2016 Mar 14
Parenting with Joanne
In an age when growing up with a single parent is rather common, it is hard to imagine the ideal of a dual partnership in bringing up a child. However, there is no mistaking the effects such a balanced partnership, can bring for a child.
On the other hand, it is becoming increasingly common for one of either parent to become more involved than the other in their child’s daily life activities. This, I feel, is a trend that needs to change if we want to see our children grow up with a good understanding of how a family functions. Read on, and find a few important yet overlooked needs of a child.
- Daily needs met by two
It is not enough for a child to just see one parent around the house and be actively involved only with the other parent throughout the day. It is important that children feel that their needs are met by both parents on a regular basis. For instance, if the morning routine of brushing their teeth, having breakfast and getting ready for school is done with the mother, there should be some amount of taking care, done by the father in the evenings. Children need to know that both their parents are keen to meet their daily needs. This builds their confidence in both parents and helps them understand that both parents care about their well-being.
- Discipline needs partnership
Another point that is very often taken for granted is discipline in the home front. Being an educator, I have the opportunity of meeting parents on a frequent basis. The growing tendency seems to be where one parent acts as the disciplinarian while the other takes a rather passive role. This lopsided view of disciplining a child is rather ineffective, I must say. Children from such homes, seem to have a wrong view of discipline stemming from confusion that is created at home. I do not intend to say that both parents should be extremely hard on a child. But what is important is that the child sees unity between the father and the mother when something is explained as being inappropriate or unacceptable behavior.
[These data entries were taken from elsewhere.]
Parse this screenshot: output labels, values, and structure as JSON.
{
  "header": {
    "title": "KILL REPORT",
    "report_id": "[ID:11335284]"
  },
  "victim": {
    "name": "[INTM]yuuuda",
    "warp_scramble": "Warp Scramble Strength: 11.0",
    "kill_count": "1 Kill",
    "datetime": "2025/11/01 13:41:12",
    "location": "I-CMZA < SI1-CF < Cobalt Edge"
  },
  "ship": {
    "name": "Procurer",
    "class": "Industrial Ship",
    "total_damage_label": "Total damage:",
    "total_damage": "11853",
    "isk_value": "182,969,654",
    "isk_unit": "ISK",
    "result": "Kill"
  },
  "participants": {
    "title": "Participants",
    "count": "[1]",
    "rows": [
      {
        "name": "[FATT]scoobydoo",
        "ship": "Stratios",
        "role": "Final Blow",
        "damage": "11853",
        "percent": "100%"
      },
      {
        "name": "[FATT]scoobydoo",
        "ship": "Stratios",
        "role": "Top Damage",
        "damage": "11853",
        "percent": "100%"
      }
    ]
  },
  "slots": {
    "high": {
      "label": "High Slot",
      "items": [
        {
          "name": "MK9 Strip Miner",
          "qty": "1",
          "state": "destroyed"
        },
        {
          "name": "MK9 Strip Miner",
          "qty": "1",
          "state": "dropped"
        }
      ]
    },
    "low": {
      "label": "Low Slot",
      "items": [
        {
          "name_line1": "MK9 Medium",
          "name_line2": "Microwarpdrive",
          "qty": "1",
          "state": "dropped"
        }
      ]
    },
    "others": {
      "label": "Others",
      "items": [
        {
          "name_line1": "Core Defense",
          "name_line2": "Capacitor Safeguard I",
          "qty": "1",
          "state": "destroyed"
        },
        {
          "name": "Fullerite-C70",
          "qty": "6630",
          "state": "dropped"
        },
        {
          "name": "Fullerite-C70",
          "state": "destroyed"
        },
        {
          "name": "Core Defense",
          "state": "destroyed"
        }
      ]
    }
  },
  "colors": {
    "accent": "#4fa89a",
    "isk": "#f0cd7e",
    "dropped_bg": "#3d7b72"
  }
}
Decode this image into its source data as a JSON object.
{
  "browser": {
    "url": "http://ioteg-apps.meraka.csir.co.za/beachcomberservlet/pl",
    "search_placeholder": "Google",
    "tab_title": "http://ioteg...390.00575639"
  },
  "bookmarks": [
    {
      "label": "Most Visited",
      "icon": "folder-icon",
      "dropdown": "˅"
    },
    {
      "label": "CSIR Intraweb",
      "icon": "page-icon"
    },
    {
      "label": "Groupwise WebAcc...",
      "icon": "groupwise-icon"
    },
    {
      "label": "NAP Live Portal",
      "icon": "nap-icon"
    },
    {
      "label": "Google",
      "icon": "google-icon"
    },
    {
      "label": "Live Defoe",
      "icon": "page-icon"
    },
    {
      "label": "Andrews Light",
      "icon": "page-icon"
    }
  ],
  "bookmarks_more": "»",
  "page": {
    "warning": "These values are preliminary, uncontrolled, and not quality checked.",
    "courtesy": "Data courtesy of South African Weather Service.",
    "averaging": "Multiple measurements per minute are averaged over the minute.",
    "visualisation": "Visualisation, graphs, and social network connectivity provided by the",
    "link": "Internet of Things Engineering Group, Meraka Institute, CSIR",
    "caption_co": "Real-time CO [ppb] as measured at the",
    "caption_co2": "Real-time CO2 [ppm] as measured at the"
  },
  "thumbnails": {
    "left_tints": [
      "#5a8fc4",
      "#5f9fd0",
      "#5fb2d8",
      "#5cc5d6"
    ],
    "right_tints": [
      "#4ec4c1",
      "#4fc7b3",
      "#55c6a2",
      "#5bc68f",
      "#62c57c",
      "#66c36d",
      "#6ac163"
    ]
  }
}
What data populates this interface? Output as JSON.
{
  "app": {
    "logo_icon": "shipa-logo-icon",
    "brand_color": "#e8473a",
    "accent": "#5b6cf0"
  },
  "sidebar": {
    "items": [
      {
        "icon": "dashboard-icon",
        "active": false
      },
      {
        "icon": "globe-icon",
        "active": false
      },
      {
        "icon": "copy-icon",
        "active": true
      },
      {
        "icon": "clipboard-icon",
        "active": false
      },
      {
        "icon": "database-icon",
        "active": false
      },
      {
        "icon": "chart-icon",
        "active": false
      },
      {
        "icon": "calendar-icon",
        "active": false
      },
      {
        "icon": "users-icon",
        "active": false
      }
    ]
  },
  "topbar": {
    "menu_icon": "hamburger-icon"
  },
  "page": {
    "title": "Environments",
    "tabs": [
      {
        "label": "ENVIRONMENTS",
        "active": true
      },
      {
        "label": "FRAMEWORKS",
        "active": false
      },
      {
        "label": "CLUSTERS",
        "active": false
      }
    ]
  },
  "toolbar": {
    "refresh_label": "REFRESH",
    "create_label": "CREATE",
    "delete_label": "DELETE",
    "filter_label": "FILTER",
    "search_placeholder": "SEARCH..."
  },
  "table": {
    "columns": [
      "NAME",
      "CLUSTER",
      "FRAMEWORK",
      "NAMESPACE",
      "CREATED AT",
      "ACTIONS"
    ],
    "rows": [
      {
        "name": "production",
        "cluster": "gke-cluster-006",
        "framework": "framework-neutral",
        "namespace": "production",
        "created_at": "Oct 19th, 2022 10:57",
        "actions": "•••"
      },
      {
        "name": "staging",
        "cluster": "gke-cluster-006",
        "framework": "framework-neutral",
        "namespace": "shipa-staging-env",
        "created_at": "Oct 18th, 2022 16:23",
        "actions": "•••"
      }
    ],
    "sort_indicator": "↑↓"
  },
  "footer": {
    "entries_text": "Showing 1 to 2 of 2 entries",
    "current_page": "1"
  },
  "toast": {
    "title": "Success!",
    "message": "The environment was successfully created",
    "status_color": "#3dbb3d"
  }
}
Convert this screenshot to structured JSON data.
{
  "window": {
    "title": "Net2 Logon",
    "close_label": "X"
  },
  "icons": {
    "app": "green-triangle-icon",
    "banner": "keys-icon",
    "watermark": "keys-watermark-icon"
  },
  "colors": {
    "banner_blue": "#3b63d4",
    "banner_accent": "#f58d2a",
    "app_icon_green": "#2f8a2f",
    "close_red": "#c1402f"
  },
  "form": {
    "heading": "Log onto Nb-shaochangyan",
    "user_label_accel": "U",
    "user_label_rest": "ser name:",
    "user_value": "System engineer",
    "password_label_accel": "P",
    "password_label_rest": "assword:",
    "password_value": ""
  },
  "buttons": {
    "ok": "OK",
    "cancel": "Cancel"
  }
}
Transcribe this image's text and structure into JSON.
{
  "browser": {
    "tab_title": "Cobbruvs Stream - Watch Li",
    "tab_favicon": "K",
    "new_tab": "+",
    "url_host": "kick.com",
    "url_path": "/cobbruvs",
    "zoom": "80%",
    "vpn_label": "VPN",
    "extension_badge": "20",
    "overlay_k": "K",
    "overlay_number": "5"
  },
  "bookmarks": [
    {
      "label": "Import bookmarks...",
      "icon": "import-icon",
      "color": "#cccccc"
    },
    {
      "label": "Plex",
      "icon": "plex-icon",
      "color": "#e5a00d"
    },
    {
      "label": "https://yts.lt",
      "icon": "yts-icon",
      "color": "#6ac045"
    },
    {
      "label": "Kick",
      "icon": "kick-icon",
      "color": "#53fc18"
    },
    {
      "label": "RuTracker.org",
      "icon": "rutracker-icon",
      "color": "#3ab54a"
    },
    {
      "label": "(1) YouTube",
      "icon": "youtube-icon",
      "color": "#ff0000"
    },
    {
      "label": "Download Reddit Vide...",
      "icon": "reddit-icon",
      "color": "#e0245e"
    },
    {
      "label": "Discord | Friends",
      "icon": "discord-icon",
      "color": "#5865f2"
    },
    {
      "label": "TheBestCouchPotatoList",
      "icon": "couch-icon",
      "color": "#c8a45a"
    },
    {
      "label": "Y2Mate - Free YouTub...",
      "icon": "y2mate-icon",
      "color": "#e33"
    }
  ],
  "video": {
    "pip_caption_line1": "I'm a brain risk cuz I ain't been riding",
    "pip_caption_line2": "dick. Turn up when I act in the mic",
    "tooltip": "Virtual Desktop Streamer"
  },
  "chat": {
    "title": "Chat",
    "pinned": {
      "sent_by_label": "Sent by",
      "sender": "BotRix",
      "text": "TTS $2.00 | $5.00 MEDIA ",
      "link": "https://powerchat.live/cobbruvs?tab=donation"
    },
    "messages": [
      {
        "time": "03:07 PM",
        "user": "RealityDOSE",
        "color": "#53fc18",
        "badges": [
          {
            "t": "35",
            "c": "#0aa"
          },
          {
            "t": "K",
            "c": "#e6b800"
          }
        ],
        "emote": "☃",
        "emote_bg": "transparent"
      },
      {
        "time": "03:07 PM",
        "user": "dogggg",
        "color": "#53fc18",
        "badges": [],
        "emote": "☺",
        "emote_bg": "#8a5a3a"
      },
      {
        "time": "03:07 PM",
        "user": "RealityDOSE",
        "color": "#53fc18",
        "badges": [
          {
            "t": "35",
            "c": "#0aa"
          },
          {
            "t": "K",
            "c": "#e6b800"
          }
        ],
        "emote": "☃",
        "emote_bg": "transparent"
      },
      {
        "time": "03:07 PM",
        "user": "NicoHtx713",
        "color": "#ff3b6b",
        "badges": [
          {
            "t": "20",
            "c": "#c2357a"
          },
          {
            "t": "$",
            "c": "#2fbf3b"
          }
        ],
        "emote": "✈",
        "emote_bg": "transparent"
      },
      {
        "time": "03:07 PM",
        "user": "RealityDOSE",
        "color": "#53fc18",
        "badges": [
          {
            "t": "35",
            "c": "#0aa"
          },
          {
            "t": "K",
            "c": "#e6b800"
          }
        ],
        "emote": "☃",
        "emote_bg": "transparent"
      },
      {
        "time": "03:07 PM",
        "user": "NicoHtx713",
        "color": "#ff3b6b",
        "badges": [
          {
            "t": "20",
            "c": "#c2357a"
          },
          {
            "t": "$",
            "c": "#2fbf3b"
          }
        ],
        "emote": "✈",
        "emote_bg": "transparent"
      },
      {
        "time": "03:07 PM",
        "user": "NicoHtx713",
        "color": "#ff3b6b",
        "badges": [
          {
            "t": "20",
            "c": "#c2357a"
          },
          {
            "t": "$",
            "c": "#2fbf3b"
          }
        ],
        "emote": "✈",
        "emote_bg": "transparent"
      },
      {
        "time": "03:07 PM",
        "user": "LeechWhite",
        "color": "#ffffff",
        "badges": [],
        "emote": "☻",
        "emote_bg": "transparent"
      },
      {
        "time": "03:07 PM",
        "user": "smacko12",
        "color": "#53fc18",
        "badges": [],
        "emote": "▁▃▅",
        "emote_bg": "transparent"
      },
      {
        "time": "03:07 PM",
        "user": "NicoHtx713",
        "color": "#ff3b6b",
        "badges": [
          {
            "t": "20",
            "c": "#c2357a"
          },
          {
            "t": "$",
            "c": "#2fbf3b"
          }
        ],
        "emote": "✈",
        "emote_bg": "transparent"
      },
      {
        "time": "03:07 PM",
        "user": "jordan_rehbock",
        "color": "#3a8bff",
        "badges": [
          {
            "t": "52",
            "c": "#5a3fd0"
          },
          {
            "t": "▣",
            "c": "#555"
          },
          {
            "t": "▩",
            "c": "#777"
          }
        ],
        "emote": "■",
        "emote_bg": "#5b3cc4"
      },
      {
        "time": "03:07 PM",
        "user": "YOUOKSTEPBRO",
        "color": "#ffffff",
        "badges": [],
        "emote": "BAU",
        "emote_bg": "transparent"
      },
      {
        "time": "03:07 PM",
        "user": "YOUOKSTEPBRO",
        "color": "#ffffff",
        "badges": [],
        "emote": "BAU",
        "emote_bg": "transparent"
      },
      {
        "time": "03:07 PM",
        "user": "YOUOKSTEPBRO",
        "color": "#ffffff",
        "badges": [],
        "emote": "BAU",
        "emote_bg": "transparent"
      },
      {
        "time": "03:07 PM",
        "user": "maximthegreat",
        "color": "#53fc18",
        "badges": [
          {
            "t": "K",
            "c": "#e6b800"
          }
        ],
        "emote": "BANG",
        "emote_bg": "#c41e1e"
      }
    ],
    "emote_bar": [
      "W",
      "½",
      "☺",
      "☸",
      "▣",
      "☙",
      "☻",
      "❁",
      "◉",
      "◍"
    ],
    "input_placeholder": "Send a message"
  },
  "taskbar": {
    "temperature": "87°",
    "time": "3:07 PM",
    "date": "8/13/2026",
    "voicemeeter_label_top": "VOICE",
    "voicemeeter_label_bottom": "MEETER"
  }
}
- Praise needs partnership too
In keeping with the previous point, children need to see unity in praise at home too. If a child is praised or rewarded for good behavior, it should be done by both parents and the child should feel this agreement in order for that praise to make a complete effect on him. For example, if an eleven year old takes the effort to clean his room on his own and the mother praises the effort yet the father scrutinizes the effort by finding fault in the little things that have been left undone, the effect of the mother’s praise will be nullified.
- Quality time with both
Spending quality time with your child is the responsibility of both the father and the mother. It is usual for one parent to take care of the child’s needs while the other takes on the role of the ‘fun’ parent. Love can be expressed to our children in many ways. Doing for them is one way that comes without asking. However, spending time with them shows them that you value them enough to give them your time. This is a need that should be met by both parents if we want them to feel loved in more ways than one.
- Outside the home, on behalf of your child
Parent meetings in school, your child’s theatre performance, cricket matches are all occasions that need to be attended by both parents. When you attend your child’s parent teacher conference together, you tell your child that both care about what is happening in his school career; a huge part of your child’s life. When you attend your daughter’s theatre performance together, you are in effect telling your child that you are both proud of her accomplishments. Actions such as these speak much louder than your words and will help your child feel cherished and significant.
Joanne Sathyadass has a Bachelor of Arts majoring in Journalism, Psychology and English Literature from the University of Bangalore now serving as a Special Needs Educator
For any queries please email Joanne on email@example.com